Component data from apps and pages:
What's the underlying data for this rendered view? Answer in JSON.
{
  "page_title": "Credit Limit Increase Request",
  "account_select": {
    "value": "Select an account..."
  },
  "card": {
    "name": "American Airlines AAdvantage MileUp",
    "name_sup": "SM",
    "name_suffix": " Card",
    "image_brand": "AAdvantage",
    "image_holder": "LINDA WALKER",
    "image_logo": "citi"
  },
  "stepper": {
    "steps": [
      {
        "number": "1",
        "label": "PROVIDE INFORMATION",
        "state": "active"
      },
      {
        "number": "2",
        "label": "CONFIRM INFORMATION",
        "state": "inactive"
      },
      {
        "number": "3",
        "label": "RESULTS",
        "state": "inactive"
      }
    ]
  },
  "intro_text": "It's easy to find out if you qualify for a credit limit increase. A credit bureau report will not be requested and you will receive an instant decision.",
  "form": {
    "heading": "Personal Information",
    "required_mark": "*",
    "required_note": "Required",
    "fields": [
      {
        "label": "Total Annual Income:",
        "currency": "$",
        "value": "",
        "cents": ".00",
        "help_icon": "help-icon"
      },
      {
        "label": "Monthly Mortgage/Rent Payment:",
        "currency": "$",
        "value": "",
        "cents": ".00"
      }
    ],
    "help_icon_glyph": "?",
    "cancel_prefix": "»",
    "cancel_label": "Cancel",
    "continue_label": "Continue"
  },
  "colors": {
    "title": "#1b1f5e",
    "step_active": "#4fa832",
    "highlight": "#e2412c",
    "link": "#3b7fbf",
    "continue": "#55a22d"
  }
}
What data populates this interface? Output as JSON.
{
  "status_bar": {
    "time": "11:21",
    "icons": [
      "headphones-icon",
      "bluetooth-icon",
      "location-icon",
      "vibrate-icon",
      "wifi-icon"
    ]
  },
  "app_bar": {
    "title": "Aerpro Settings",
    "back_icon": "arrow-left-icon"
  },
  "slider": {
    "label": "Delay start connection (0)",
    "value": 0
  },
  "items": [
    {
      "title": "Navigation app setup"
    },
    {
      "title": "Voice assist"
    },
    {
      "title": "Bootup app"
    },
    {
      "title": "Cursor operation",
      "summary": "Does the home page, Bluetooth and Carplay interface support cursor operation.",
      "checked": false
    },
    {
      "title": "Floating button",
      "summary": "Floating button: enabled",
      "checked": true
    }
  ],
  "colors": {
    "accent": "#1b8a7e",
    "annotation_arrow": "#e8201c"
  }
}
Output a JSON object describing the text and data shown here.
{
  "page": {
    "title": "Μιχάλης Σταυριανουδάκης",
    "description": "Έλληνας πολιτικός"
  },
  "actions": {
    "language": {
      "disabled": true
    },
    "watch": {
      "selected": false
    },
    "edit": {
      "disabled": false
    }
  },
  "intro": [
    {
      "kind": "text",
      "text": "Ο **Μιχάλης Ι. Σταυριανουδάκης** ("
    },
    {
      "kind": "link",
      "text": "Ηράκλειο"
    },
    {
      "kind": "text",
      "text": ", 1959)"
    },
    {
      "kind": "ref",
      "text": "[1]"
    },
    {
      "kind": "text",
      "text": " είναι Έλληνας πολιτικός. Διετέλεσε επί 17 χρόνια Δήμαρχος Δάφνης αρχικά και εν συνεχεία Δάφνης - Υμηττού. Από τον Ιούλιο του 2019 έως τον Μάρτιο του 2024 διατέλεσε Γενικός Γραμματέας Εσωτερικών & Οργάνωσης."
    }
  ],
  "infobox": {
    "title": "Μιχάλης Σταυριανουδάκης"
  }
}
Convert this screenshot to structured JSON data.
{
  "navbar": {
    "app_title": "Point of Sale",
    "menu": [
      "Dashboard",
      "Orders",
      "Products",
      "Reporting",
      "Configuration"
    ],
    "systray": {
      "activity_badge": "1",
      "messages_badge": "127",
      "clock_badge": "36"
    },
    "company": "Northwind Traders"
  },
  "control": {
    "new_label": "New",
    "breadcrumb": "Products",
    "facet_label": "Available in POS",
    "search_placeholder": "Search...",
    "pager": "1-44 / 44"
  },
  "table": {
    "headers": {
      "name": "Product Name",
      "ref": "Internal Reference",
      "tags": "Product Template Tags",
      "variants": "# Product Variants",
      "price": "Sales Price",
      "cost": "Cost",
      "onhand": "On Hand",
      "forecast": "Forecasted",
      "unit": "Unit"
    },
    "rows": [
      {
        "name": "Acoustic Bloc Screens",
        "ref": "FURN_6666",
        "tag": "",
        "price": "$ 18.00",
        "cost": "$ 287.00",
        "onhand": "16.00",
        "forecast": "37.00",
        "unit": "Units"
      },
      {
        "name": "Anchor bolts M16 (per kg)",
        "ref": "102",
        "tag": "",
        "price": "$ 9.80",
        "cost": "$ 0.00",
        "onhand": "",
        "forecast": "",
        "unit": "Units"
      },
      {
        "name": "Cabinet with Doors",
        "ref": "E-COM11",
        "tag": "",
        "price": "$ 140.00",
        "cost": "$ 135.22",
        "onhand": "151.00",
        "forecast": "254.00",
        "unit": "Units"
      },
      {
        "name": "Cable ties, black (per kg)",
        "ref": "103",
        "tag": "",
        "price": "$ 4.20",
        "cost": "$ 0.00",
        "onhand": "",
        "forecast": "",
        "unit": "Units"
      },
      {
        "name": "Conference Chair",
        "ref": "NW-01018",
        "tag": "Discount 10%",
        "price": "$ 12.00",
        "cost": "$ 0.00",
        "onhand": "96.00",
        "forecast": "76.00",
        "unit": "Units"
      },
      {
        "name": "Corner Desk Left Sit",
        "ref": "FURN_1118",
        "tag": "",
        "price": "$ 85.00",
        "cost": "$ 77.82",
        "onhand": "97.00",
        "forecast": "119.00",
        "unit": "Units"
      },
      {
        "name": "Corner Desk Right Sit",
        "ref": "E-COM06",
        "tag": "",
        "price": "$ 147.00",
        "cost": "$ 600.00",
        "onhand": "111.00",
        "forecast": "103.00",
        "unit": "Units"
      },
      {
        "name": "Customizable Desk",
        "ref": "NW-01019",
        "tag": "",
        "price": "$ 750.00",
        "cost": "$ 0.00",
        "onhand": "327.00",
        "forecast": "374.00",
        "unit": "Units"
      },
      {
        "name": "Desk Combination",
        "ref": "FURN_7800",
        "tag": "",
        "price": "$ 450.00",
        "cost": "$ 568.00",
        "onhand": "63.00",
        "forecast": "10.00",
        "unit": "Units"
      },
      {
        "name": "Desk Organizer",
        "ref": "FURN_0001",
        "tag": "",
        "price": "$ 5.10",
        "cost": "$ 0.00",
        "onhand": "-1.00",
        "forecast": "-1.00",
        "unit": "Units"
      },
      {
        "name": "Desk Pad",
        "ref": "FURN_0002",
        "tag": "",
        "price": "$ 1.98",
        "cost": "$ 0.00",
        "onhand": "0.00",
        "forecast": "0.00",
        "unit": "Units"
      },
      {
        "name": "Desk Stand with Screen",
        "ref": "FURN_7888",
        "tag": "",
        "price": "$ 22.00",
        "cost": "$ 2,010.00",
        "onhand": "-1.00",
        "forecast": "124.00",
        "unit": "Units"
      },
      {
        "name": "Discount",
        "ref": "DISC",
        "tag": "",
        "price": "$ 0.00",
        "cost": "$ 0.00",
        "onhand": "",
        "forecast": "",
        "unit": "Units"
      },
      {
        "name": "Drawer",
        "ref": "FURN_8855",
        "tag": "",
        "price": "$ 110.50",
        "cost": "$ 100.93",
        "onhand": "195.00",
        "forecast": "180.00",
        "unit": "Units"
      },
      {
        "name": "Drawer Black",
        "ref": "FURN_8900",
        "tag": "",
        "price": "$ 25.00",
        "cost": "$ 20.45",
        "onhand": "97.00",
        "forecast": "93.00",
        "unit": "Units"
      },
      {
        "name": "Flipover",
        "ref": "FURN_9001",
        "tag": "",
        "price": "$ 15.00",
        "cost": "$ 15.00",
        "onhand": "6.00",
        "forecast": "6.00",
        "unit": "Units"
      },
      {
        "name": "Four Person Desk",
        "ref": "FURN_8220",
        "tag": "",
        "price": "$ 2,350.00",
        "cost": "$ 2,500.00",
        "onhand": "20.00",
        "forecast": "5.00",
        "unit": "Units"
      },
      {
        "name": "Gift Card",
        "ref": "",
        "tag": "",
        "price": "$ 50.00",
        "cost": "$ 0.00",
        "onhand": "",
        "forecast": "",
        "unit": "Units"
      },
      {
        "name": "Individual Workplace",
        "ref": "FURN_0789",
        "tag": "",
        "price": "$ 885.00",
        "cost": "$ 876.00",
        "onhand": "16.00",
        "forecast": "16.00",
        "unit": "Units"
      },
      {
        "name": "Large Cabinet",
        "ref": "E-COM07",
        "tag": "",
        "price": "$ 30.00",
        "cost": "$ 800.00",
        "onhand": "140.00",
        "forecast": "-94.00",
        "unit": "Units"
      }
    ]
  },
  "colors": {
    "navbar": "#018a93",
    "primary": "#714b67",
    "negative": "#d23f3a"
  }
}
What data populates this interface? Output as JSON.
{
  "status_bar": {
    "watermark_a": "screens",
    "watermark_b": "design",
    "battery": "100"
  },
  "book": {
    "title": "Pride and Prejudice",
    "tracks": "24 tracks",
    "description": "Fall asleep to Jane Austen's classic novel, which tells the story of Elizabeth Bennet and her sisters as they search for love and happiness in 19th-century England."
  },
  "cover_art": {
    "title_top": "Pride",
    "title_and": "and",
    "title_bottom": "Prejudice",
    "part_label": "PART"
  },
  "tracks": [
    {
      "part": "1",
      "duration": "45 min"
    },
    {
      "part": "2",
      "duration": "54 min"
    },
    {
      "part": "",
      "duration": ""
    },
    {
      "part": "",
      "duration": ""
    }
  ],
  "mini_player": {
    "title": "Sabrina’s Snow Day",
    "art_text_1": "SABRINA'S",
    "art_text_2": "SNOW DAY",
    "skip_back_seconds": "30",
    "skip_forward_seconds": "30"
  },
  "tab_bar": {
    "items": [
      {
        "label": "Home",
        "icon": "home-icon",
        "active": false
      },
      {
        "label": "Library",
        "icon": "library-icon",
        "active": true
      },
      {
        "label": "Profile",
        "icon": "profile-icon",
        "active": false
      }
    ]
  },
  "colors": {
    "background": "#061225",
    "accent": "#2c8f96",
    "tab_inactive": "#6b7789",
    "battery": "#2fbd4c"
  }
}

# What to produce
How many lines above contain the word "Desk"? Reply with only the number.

# Reply
8